§ ASSIGNMENT:
Write out every line below that contains "title".

§ Page and application data records:

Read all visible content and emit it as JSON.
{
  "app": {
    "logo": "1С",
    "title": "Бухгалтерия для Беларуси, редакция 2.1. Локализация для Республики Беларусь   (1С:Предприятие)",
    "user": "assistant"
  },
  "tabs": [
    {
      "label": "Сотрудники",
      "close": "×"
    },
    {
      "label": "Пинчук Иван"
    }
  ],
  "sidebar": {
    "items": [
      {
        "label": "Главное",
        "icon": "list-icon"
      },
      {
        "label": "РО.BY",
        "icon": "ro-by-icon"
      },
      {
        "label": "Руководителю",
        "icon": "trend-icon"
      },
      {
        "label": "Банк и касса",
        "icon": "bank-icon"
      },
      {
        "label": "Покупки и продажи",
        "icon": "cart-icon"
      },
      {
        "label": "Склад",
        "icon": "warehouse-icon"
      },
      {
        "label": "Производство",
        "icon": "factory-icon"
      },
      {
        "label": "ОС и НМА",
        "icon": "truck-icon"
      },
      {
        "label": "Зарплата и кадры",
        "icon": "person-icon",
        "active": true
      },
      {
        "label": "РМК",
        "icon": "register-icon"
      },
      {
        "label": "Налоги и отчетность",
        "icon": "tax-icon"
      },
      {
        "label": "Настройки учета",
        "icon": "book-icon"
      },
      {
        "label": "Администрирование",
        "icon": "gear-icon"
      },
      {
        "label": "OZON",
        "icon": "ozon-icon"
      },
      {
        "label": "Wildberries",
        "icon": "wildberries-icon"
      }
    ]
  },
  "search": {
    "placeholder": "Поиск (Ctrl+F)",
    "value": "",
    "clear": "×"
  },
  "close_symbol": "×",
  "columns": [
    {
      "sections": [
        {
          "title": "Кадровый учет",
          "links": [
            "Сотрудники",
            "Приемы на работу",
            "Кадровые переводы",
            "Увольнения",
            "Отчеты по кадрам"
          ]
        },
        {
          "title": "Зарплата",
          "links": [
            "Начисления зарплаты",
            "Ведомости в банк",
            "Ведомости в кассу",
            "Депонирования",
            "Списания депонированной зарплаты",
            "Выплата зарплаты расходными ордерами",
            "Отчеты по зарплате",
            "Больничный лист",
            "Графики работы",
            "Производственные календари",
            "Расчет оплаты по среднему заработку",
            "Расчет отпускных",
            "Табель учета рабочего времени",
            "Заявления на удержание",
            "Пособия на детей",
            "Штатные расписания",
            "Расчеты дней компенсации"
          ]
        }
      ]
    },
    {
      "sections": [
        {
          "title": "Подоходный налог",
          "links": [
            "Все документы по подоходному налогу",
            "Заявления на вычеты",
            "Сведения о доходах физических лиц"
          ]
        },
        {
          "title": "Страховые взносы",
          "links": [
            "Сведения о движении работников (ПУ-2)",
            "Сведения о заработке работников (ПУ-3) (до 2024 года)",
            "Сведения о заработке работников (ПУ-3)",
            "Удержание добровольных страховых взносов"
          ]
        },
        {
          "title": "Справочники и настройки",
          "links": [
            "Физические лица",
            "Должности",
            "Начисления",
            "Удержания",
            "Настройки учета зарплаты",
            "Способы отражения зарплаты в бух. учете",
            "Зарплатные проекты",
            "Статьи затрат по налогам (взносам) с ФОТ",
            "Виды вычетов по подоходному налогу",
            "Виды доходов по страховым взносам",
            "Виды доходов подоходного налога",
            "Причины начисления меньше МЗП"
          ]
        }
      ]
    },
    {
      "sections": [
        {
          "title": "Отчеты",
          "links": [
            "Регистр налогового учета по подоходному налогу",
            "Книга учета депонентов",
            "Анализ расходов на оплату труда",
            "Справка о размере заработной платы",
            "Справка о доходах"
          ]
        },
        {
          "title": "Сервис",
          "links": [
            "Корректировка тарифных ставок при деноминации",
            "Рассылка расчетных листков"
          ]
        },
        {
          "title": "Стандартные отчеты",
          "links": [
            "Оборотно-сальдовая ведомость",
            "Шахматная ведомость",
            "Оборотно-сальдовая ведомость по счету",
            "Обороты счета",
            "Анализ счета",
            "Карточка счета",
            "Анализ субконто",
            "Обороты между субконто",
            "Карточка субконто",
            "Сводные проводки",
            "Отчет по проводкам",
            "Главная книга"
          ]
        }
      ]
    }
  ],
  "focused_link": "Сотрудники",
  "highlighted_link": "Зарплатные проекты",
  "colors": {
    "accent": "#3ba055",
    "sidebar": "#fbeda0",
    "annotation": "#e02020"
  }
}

§ PROBLEM SOLUTION:
    "title": "Бухгалтерия для Беларуси, редакция 2.1. Локализация для Республики Беларусь   (1С:Предприятие)",
          "title": "Кадровый учет",
          "title": "Зарплата",
          "title": "Подоходный налог",
          "title": "Страховые взносы",
          "title": "Справочники и настройки",
          "title": "Отчеты",
          "title": "Сервис",
          "title": "Стандартные отчеты",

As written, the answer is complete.